Interface dataset entries:
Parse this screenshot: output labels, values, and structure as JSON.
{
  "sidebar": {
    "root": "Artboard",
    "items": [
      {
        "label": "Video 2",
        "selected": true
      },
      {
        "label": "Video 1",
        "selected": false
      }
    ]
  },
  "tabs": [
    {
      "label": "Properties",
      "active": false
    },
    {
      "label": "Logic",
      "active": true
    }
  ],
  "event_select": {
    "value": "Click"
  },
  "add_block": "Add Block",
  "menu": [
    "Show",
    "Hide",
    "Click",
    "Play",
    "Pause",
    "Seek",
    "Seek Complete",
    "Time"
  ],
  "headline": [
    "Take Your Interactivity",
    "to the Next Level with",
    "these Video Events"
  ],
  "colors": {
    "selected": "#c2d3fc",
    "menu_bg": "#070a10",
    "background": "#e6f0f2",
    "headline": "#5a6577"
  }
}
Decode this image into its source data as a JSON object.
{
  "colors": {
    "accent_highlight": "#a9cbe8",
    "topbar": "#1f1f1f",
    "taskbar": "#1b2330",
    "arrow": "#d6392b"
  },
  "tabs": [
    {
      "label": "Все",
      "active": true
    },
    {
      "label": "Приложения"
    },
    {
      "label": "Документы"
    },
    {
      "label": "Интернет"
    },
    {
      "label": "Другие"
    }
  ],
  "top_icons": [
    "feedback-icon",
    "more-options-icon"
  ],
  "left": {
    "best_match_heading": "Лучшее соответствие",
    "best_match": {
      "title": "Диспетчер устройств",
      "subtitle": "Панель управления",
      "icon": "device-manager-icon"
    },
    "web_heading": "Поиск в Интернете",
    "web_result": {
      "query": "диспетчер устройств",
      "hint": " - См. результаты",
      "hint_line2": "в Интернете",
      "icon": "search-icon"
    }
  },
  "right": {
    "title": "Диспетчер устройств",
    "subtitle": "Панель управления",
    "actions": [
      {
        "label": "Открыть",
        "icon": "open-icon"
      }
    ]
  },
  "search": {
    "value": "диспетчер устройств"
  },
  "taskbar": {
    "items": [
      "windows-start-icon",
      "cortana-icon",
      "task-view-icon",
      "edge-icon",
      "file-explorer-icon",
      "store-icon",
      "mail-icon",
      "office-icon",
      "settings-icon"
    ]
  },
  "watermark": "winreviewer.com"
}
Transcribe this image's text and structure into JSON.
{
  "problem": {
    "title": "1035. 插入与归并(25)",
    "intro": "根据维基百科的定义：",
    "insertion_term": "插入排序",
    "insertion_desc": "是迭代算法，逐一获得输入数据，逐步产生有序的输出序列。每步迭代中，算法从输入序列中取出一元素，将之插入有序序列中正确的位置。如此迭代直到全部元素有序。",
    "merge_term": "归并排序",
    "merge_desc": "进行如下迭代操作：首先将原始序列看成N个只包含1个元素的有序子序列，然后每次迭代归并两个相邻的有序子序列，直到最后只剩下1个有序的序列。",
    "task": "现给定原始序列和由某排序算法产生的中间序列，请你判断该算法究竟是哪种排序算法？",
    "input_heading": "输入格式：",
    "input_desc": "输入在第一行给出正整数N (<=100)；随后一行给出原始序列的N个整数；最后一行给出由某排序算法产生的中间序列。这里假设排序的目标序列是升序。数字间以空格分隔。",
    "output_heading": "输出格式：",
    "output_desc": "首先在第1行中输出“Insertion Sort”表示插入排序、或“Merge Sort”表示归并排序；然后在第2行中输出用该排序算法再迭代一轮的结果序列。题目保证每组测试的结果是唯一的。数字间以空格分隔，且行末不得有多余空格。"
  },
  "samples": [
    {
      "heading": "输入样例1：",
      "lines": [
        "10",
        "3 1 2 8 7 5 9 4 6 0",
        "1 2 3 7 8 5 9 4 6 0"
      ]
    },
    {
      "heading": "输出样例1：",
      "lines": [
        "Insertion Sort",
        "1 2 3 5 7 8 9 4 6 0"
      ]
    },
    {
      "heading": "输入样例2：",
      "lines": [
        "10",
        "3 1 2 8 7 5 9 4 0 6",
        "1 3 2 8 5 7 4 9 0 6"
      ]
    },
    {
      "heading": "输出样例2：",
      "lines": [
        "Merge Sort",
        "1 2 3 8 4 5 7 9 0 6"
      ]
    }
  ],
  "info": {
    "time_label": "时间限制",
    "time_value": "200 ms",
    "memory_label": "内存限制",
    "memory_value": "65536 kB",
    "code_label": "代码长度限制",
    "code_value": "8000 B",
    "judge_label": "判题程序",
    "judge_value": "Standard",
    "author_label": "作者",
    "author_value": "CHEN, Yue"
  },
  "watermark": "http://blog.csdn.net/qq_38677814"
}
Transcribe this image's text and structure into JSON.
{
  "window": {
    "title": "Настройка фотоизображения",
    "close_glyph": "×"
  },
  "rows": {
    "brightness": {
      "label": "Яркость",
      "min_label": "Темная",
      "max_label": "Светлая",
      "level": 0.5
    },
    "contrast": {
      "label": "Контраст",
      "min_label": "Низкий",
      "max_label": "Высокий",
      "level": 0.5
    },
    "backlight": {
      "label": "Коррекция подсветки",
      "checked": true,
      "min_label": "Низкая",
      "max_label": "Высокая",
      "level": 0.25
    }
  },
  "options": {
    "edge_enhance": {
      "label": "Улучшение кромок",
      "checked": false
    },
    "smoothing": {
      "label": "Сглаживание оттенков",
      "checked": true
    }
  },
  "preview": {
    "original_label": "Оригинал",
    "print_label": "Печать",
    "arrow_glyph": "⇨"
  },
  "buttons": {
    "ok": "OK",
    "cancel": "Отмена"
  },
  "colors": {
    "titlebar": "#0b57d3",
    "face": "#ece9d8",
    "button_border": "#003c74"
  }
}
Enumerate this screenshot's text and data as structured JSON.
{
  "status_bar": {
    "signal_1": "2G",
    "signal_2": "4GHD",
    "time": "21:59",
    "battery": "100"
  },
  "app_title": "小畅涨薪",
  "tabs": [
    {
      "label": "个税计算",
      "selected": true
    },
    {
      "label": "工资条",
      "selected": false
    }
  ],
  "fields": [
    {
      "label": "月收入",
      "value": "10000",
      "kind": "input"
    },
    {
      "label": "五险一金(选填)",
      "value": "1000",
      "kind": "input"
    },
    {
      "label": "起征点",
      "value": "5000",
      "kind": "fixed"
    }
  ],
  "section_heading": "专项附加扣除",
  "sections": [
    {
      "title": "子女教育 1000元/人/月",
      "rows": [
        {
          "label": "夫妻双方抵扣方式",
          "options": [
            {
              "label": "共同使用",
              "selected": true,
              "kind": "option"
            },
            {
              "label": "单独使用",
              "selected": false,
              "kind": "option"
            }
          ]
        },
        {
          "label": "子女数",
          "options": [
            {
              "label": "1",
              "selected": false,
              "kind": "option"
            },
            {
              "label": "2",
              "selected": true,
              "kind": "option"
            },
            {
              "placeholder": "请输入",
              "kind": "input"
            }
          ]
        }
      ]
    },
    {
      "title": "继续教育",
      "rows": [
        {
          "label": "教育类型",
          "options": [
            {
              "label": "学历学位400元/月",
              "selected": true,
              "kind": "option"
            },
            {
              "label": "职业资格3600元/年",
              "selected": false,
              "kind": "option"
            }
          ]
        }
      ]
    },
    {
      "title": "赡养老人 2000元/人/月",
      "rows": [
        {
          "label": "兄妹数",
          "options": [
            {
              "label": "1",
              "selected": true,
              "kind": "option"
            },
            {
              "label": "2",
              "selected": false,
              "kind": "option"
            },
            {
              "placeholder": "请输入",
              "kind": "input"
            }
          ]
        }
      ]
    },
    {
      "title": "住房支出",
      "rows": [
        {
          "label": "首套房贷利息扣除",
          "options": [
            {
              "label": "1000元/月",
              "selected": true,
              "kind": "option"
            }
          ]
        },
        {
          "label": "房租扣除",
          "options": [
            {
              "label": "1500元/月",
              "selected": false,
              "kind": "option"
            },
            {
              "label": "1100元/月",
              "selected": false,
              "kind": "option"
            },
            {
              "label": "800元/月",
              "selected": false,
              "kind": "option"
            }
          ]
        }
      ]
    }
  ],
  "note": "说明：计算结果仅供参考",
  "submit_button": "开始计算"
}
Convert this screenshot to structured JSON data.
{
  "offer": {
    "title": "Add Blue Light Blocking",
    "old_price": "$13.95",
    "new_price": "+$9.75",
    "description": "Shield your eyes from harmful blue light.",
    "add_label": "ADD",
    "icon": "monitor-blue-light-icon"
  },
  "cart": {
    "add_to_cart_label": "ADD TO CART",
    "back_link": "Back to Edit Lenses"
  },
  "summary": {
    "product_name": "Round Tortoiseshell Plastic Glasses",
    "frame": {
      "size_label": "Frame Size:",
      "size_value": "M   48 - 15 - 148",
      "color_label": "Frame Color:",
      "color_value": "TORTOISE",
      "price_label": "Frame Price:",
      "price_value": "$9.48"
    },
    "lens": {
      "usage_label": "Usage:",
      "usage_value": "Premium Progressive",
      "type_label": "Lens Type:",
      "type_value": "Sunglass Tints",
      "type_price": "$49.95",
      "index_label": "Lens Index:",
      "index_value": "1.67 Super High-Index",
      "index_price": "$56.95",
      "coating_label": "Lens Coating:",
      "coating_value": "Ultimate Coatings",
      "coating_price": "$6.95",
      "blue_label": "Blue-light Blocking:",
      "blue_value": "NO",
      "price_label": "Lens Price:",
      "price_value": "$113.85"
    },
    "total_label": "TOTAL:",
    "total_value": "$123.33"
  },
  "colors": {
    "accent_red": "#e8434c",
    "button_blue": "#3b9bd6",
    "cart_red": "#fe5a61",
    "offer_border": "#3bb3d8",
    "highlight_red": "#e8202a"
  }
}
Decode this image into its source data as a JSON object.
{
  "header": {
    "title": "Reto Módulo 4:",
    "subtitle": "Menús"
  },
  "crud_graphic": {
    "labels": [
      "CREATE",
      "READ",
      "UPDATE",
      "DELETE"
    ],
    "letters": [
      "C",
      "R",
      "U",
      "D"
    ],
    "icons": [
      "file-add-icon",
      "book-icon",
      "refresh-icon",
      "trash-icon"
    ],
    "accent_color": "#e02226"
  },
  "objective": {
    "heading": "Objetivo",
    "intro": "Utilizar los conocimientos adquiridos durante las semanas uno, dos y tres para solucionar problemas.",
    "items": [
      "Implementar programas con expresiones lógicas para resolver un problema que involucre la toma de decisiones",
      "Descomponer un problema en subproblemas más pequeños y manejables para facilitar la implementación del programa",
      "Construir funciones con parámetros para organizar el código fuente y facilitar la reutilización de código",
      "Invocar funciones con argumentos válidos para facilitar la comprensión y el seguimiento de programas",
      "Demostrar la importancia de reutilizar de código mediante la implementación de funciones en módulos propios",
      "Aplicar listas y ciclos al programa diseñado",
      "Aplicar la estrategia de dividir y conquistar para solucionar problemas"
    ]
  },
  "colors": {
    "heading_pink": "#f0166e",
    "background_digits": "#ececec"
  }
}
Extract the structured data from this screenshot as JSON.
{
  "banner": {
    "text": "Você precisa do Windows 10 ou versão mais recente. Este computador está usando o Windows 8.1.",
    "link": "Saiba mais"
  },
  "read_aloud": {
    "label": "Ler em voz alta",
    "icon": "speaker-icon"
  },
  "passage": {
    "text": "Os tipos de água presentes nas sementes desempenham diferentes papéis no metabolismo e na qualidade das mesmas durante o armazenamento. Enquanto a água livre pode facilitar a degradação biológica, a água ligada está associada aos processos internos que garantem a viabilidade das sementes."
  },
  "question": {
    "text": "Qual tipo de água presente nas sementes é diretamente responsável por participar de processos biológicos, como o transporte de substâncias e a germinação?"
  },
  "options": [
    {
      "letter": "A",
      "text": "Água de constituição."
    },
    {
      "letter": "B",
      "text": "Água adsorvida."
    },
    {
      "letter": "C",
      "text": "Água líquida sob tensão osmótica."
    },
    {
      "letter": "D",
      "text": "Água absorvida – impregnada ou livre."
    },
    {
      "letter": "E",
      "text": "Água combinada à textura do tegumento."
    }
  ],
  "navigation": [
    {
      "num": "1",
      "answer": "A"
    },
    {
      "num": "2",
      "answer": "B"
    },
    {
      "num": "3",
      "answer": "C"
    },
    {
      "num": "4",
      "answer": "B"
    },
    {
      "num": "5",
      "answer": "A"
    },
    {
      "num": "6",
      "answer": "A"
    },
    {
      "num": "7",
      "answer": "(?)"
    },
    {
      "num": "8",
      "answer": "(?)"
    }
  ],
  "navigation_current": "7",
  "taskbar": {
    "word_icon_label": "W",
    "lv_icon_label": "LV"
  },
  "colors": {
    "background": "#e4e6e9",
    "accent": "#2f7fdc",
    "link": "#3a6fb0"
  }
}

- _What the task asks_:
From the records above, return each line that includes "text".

- _Task response_:
Transcribe this image's text and structure into JSON.
Transcribe this image's text and structure into JSON.
Enumerate this screenshot's text and data as structured JSON.
    "text": "Você precisa do Windows 10 ou versão mais recente. Este computador está usando o Windows 8.1.",
    "text": "Os tipos de água presentes nas sementes desempenham diferentes papéis no metabolismo e na qualidade das mesmas durante o armazenamento. Enquanto a água livre pode facilitar a degradação biológica, a água ligada está associada aos processos internos que garantem a viabilidade das sementes."
    "text": "Qual tipo de água presente nas sementes é diretamente responsável por participar de processos biológicos, como o transporte de substâncias e a germinação?"
      "text": "Água de constituição."
      "text": "Água adsorvida."
      "text": "Água líquida sob tensão osmótica."
      "text": "Água absorvida – impregnada ou livre."
      "text": "Água combinada à textura do tegumento."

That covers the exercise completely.